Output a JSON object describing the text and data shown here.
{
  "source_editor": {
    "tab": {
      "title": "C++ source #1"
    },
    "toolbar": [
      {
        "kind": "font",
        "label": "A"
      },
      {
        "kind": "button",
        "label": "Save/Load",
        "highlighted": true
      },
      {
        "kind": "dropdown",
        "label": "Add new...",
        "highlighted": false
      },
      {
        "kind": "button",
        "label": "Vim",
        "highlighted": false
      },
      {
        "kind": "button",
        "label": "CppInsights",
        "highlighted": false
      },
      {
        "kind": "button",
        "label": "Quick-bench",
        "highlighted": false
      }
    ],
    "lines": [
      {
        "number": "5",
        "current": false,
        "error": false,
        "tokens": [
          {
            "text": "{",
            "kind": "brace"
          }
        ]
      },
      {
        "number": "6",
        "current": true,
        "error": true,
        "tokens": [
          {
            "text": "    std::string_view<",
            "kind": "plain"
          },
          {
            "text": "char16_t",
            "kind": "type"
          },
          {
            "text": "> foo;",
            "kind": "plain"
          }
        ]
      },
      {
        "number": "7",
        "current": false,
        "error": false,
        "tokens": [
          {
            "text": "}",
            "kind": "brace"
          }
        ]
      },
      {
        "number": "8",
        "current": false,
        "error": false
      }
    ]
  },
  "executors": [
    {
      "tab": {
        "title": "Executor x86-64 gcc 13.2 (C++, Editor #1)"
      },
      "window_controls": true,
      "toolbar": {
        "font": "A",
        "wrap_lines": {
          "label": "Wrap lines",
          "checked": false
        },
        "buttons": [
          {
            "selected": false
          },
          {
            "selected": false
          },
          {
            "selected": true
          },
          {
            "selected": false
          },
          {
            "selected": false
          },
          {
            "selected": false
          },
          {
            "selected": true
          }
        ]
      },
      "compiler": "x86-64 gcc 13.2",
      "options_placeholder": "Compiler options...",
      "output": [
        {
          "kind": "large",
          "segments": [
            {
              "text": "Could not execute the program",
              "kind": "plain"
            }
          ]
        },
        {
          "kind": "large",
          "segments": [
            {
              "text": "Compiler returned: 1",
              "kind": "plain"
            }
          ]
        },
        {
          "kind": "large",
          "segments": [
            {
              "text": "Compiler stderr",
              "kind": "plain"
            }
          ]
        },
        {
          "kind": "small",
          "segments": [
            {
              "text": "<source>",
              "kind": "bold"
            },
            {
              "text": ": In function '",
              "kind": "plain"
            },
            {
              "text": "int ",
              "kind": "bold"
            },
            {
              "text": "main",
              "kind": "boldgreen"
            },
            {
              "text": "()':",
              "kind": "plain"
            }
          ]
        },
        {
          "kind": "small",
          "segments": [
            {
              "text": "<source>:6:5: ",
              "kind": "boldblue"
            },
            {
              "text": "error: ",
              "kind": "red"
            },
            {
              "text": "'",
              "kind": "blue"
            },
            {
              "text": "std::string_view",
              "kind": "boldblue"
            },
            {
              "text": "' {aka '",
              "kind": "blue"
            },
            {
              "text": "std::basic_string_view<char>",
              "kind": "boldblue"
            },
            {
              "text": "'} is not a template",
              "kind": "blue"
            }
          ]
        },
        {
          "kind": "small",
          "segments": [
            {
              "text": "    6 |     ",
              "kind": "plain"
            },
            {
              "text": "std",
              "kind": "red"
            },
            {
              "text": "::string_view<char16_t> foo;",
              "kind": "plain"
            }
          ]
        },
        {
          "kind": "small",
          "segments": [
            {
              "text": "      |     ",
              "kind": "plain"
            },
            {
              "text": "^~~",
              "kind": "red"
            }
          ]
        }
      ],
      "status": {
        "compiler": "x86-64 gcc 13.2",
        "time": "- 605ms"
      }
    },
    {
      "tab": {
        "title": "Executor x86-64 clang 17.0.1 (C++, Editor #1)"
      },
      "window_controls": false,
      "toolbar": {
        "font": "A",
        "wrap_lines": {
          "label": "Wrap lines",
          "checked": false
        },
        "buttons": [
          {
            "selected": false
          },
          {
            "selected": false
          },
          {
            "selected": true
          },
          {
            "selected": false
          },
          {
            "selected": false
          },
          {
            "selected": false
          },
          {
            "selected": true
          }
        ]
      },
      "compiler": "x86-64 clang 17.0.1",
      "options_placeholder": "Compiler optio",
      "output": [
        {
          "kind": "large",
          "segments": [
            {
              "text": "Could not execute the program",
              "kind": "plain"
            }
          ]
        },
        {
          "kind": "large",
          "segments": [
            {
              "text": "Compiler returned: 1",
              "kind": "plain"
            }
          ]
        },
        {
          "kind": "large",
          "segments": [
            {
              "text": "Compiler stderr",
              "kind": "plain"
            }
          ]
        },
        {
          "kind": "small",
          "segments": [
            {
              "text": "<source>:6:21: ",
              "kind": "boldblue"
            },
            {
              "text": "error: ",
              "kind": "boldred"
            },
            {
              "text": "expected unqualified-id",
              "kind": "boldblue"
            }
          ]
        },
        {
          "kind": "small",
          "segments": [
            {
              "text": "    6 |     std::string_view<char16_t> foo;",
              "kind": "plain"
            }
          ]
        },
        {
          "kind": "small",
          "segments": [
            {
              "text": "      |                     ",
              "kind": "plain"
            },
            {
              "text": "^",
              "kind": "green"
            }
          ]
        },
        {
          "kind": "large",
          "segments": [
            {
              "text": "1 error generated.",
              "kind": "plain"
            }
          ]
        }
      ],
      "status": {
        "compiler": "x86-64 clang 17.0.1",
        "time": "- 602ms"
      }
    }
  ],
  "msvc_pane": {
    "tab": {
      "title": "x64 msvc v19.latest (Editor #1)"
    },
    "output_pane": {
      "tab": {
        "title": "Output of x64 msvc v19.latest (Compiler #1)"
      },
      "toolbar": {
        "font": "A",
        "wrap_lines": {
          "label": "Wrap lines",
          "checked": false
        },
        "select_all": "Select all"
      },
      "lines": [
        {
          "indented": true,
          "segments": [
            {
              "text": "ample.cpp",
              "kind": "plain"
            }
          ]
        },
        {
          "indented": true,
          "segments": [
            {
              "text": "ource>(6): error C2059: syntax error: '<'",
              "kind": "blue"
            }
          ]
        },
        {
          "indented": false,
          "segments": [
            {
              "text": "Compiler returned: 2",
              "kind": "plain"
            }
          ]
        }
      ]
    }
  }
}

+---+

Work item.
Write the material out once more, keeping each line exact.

Problem solution.
Output a JSON object describing the text and data shown here.
{
  "source_editor": {
    "tab": {
      "title": "C++ source #1"
    },
    "toolbar": [
      {
        "kind": "font",
        "label": "A"
      },
      {
        "kind": "button",
        "label": "Save/Load",
        "highlighted": true
      },
      {
        "kind": "dropdown",
        "label": "Add new...",
        "highlighted": false
      },
      {
        "kind": "button",
        "label": "Vim",
        "highlighted": false
      },
      {
        "kind": "button",
        "label": "CppInsights",
        "highlighted": false
      },
      {
        "kind": "button",
        "label": "Quick-bench",
        "highlighted": false
      }
    ],
    "lines": [
      {
        "number": "5",
        "current": false,
        "error": false,
        "tokens": [
          {
            "text": "{",
            "kind": "brace"
          }
        ]
      },
      {
        "number": "6",
        "current": true,
        "error": true,
        "tokens": [
          {
            "text": "    std::string_view<",
            "kind": "plain"
          },
          {
            "text": "char16_t",
            "kind": "type"
          },
          {
            "text": "> foo;",
            "kind": "plain"
          }
        ]
      },
      {
        "number": "7",
        "current": false,
        "error": false,
        "tokens": [
          {
            "text": "}",
            "kind": "brace"
          }
        ]
      },
      {
        "number": "8",
        "current": false,
        "error": false
      }
    ]
  },
  "executors": [
    {
      "tab": {
        "title": "Executor x86-64 gcc 13.2 (C++, Editor #1)"
      },
      "window_controls": true,
      "toolbar": {
        "font": "A",
        "wrap_lines": {
          "label": "Wrap lines",
          "checked": false
        },
        "buttons": [
          {
            "selected": false
          },
          {
            "selected": false
          },
          {
            "selected": true
          },
          {
            "selected": false
          },
          {
            "selected": false
          },
          {
            "selected": false
          },
          {
            "selected": true
          }
        ]
      },
      "compiler": "x86-64 gcc 13.2",
      "options_placeholder": "Compiler options...",
      "output": [
        {
          "kind": "large",
          "segments": [
            {
              "text": "Could not execute the program",
              "kind": "plain"
            }
          ]
        },
        {
          "kind": "large",
          "segments": [
            {
              "text": "Compiler returned: 1",
              "kind": "plain"
            }
          ]
        },
        {
          "kind": "large",
          "segments": [
            {
              "text": "Compiler stderr",
              "kind": "plain"
            }
          ]
        },
        {
          "kind": "small",
          "segments": [
            {
              "text": "<source>",
              "kind": "bold"
            },
            {
              "text": ": In function '",
              "kind": "plain"
            },
            {
              "text": "int ",
              "kind": "bold"
            },
            {
              "text": "main",
              "kind": "boldgreen"
            },
            {
              "text": "()':",
              "kind": "plain"
            }
          ]
        },
        {
          "kind": "small",
          "segments": [
            {
              "text": "<source>:6:5: ",
              "kind": "boldblue"
            },
            {
              "text": "error: ",
              "kind": "red"
            },
            {
              "text": "'",
              "kind": "blue"
            },
            {
              "text": "std::string_view",
              "kind": "boldblue"
            },
            {
              "text": "' {aka '",
              "kind": "blue"
            },
            {
              "text": "std::basic_string_view<char>",
              "kind": "boldblue"
            },
            {
              "text": "'} is not a template",
              "kind": "blue"
            }
          ]
        },
        {
          "kind": "small",
          "segments": [
            {
              "text": "    6 |     ",
              "kind": "plain"
            },
            {
              "text": "std",
              "kind": "red"
            },
            {
              "text": "::string_view<char16_t> foo;",
              "kind": "plain"
            }
          ]
        },
        {
          "kind": "small",
          "segments": [
            {
              "text": "      |     ",
              "kind": "plain"
            },
            {
              "text": "^~~",
              "kind": "red"
            }
          ]
        }
      ],
      "status": {
        "compiler": "x86-64 gcc 13.2",
        "time": "- 605ms"
      }
    },
    {
      "tab": {
        "title": "Executor x86-64 clang 17.0.1 (C++, Editor #1)"
      },
      "window_controls": false,
      "toolbar": {
        "font": "A",
        "wrap_lines": {
          "label": "Wrap lines",
          "checked": false
        },
        "buttons": [
          {
            "selected": false
          },
          {
            "selected": false
          },
          {
            "selected": true
          },
          {
            "selected": false
          },
          {
            "selected": false
          },
          {
            "selected": false
          },
          {
            "selected": true
          }
        ]
      },
      "compiler": "x86-64 clang 17.0.1",
      "options_placeholder": "Compiler optio",
      "output": [
        {
          "kind": "large",
          "segments": [
            {
              "text": "Could not execute the program",
              "kind": "plain"
            }
          ]
        },
        {
          "kind": "large",
          "segments": [
            {
              "text": "Compiler returned: 1",
              "kind": "plain"
            }
          ]
        },
        {
          "kind": "large",
          "segments": [
            {
              "text": "Compiler stderr",
              "kind": "plain"
            }
          ]
        },
        {
          "kind": "small",
          "segments": [
            {
              "text": "<source>:6:21: ",
              "kind": "boldblue"
            },
            {
              "text": "error: ",
              "kind": "boldred"
            },
            {
              "text": "expected unqualified-id",
              "kind": "boldblue"
            }
          ]
        },
        {
          "kind": "small",
          "segments": [
            {
              "text": "    6 |     std::string_view<char16_t> foo;",
              "kind": "plain"
            }
          ]
        },
        {
          "kind": "small",
          "segments": [
            {
              "text": "      |                     ",
              "kind": "plain"
            },
            {
              "text": "^",
              "kind": "green"
            }
          ]
        },
        {
          "kind": "large",
          "segments": [
            {
              "text": "1 error generated.",
              "kind": "plain"
            }
          ]
        }
      ],
      "status": {
        "compiler": "x86-64 clang 17.0.1",
        "time": "- 602ms"
      }
    }
  ],
  "msvc_pane": {
    "tab": {
      "title": "x64 msvc v19.latest (Editor #1)"
    },
    "output_pane": {
      "tab": {
        "title": "Output of x64 msvc v19.latest (Compiler #1)"
      },
      "toolbar": {
        "font": "A",
        "wrap_lines": {
          "label": "Wrap lines",
          "checked": false
        },
        "select_all": "Select all"
      },
      "lines": [
        {
          "indented": true,
          "segments": [
            {
              "text": "ample.cpp",
              "kind": "plain"
            }
          ]
        },
        {
          "indented": true,
          "segments": [
            {
              "text": "ource>(6): error C2059: syntax error: '<'",
              "kind": "blue"
            }
          ]
        },
        {
          "indented": false,
          "segments": [
            {
              "text": "Compiler returned: 2",
              "kind": "plain"
            }
          ]
        }
      ]
    }
  }
}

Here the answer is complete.